**Prompt**
Retype each record exactly.

**Data in this exercise**
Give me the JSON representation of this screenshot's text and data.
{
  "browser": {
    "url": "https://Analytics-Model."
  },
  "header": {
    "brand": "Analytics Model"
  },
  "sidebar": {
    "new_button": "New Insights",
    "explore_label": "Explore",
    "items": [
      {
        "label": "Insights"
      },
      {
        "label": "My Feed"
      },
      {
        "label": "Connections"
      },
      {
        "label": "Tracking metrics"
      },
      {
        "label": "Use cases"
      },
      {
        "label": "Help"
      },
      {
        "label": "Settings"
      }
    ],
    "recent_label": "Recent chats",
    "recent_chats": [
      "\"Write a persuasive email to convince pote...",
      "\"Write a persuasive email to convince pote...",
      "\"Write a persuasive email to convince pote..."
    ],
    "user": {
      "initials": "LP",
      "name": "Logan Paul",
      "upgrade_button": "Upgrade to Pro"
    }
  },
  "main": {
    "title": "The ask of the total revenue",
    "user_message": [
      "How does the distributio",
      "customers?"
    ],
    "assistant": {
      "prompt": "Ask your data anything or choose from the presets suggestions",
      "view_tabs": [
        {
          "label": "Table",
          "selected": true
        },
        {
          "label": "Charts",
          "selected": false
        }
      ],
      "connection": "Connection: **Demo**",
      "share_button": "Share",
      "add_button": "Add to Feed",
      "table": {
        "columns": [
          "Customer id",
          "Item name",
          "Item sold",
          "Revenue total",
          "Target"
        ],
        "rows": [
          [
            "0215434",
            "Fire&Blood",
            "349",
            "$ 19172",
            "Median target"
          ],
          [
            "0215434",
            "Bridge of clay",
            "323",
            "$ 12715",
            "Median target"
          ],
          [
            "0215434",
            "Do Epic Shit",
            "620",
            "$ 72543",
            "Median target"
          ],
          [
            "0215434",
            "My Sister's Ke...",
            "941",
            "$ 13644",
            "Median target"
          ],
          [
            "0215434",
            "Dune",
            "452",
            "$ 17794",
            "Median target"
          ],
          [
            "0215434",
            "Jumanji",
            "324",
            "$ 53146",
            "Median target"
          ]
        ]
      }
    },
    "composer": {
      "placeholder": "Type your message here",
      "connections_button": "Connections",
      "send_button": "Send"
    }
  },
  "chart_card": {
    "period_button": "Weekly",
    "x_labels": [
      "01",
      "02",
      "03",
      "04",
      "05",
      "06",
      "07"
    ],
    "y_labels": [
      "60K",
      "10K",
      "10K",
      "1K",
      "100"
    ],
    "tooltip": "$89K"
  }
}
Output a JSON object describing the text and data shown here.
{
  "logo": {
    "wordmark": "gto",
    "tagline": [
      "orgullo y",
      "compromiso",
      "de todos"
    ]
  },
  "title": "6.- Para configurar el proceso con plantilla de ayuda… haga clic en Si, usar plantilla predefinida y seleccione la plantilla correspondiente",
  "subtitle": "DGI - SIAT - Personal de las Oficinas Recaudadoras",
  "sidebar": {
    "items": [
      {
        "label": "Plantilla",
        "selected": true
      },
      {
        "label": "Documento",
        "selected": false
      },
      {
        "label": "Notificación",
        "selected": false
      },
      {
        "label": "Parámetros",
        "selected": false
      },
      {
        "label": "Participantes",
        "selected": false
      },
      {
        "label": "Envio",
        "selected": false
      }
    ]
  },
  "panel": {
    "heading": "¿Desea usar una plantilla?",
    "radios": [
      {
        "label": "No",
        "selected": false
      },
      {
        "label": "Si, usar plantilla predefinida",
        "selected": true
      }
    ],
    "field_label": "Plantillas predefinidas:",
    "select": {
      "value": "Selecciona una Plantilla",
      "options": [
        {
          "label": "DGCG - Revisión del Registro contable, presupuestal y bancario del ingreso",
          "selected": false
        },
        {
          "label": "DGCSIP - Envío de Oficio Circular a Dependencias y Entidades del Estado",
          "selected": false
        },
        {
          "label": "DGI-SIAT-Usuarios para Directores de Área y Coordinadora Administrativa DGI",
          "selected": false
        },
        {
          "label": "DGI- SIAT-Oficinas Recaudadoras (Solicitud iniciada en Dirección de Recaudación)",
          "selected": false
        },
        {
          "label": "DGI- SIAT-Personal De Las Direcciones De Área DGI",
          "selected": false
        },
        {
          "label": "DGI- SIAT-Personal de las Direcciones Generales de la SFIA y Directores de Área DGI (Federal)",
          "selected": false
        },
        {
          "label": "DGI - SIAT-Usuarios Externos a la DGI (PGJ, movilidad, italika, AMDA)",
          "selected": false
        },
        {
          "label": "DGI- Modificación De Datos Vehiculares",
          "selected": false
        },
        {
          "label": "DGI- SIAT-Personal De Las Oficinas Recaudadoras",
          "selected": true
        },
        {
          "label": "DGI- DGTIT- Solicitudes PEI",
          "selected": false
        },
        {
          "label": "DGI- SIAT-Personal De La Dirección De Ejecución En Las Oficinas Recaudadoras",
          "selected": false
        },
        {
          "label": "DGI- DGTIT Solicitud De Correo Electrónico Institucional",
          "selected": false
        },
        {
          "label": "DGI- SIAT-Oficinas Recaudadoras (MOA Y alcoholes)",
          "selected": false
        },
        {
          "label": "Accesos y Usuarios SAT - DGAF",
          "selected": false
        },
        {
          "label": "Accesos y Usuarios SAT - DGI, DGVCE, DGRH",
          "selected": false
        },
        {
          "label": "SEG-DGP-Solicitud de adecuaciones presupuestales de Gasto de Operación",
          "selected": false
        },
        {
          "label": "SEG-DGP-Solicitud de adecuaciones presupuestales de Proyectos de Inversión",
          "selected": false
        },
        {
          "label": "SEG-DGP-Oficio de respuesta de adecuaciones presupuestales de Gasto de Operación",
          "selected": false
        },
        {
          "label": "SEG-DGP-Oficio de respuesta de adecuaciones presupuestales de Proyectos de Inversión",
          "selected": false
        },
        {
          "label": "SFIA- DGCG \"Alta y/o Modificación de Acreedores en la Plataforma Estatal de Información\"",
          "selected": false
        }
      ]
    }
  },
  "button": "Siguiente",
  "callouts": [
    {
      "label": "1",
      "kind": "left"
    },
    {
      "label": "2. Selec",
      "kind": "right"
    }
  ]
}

**Answer to this task**
Give me the JSON representation of this screenshot's text and data.
{
  "browser": {
    "url": "https://Analytics-Model."
  },
  "header": {
    "brand": "Analytics Model"
  },
  "sidebar": {
    "new_button": "New Insights",
    "explore_label": "Explore",
    "items": [
      {
        "label": "Insights"
      },
      {
        "label": "My Feed"
      },
      {
        "label": "Connections"
      },
      {
        "label": "Tracking metrics"
      },
      {
        "label": "Use cases"
      },
      {
        "label": "Help"
      },
      {
        "label": "Settings"
      }
    ],
    "recent_label": "Recent chats",
    "recent_chats": [
      "\"Write a persuasive email to convince pote...",
      "\"Write a persuasive email to convince pote...",
      "\"Write a persuasive email to convince pote..."
    ],
    "user": {
      "initials": "LP",
      "name": "Logan Paul",
      "upgrade_button": "Upgrade to Pro"
    }
  },
  "main": {
    "title": "The ask of the total revenue",
    "user_message": [
      "How does the distributio",
      "customers?"
    ],
    "assistant": {
      "prompt": "Ask your data anything or choose from the presets suggestions",
      "view_tabs": [
        {
          "label": "Table",
          "selected": true
        },
        {
          "label": "Charts",
          "selected": false
        }
      ],
      "connection": "Connection: **Demo**",
      "share_button": "Share",
      "add_button": "Add to Feed",
      "table": {
        "columns": [
          "Customer id",
          "Item name",
          "Item sold",
          "Revenue total",
          "Target"
        ],
        "rows": [
          [
            "0215434",
            "Fire&Blood",
            "349",
            "$ 19172",
            "Median target"
          ],
          [
            "0215434",
            "Bridge of clay",
            "323",
            "$ 12715",
            "Median target"
          ],
          [
            "0215434",
            "Do Epic Shit",
            "620",
            "$ 72543",
            "Median target"
          ],
          [
            "0215434",
            "My Sister's Ke...",
            "941",
            "$ 13644",
            "Median target"
          ],
          [
            "0215434",
            "Dune",
            "452",
            "$ 17794",
            "Median target"
          ],
          [
            "0215434",
            "Jumanji",
            "324",
            "$ 53146",
            "Median target"
          ]
        ]
      }
    },
    "composer": {
      "placeholder": "Type your message here",
      "connections_button": "Connections",
      "send_button": "Send"
    }
  },
  "chart_card": {
    "period_button": "Weekly",
    "x_labels": [
      "01",
      "02",
      "03",
      "04",
      "05",
      "06",
      "07"
    ],
    "y_labels": [
      "60K",
      "10K",
      "10K",
      "1K",
      "100"
    ],
    "tooltip": "$89K"
  }
}
Output a JSON object describing the text and data shown here.
{
  "logo": {
    "wordmark": "gto",
    "tagline": [
      "orgullo y",
      "compromiso",
      "de todos"
    ]
  },
  "title": "6.- Para configurar el proceso con plantilla de ayuda… haga clic en Si, usar plantilla predefinida y seleccione la plantilla correspondiente",
  "subtitle": "DGI - SIAT - Personal de las Oficinas Recaudadoras",
  "sidebar": {
    "items": [
      {
        "label": "Plantilla",
        "selected": true
      },
      {
        "label": "Documento",
        "selected": false
      },
      {
        "label": "Notificación",
        "selected": false
      },
      {
        "label": "Parámetros",
        "selected": false
      },
      {
        "label": "Participantes",
        "selected": false
      },
      {
        "label": "Envio",
        "selected": false
      }
    ]
  },
  "panel": {
    "heading": "¿Desea usar una plantilla?",
    "radios": [
      {
        "label": "No",
        "selected": false
      },
      {
        "label": "Si, usar plantilla predefinida",
        "selected": true
      }
    ],
    "field_label": "Plantillas predefinidas:",
    "select": {
      "value": "Selecciona una Plantilla",
      "options": [
        {
          "label": "DGCG - Revisión del Registro contable, presupuestal y bancario del ingreso",
          "selected": false
        },
        {
          "label": "DGCSIP - Envío de Oficio Circular a Dependencias y Entidades del Estado",
          "selected": false
        },
        {
          "label": "DGI-SIAT-Usuarios para Directores de Área y Coordinadora Administrativa DGI",
          "selected": false
        },
        {
          "label": "DGI- SIAT-Oficinas Recaudadoras (Solicitud iniciada en Dirección de Recaudación)",
          "selected": false
        },
        {
          "label": "DGI- SIAT-Personal De Las Direcciones De Área DGI",
          "selected": false
        },
        {
          "label": "DGI- SIAT-Personal de las Direcciones Generales de la SFIA y Directores de Área DGI (Federal)",
          "selected": false
        },
        {
          "label": "DGI - SIAT-Usuarios Externos a la DGI (PGJ, movilidad, italika, AMDA)",
          "selected": false
        },
        {
          "label": "DGI- Modificación De Datos Vehiculares",
          "selected": false
        },
        {
          "label": "DGI- SIAT-Personal De Las Oficinas Recaudadoras",
          "selected": true
        },
        {
          "label": "DGI- DGTIT- Solicitudes PEI",
          "selected": false
        },
        {
          "label": "DGI- SIAT-Personal De La Dirección De Ejecución En Las Oficinas Recaudadoras",
          "selected": false
        },
        {
          "label": "DGI- DGTIT Solicitud De Correo Electrónico Institucional",
          "selected": false
        },
        {
          "label": "DGI- SIAT-Oficinas Recaudadoras (MOA Y alcoholes)",
          "selected": false
        },
        {
          "label": "Accesos y Usuarios SAT - DGAF",
          "selected": false
        },
        {
          "label": "Accesos y Usuarios SAT - DGI, DGVCE, DGRH",
          "selected": false
        },
        {
          "label": "SEG-DGP-Solicitud de adecuaciones presupuestales de Gasto de Operación",
          "selected": false
        },
        {
          "label": "SEG-DGP-Solicitud de adecuaciones presupuestales de Proyectos de Inversión",
          "selected": false
        },
        {
          "label": "SEG-DGP-Oficio de respuesta de adecuaciones presupuestales de Gasto de Operación",
          "selected": false
        },
        {
          "label": "SEG-DGP-Oficio de respuesta de adecuaciones presupuestales de Proyectos de Inversión",
          "selected": false
        },
        {
          "label": "SFIA- DGCG \"Alta y/o Modificación de Acreedores en la Plataforma Estatal de Información\"",
          "selected": false
        }
      ]
    }
  },
  "button": "Siguiente",
  "callouts": [
    {
      "label": "1",
      "kind": "left"
    },
    {
      "label": "2. Selec",
      "kind": "right"
    }
  ]
}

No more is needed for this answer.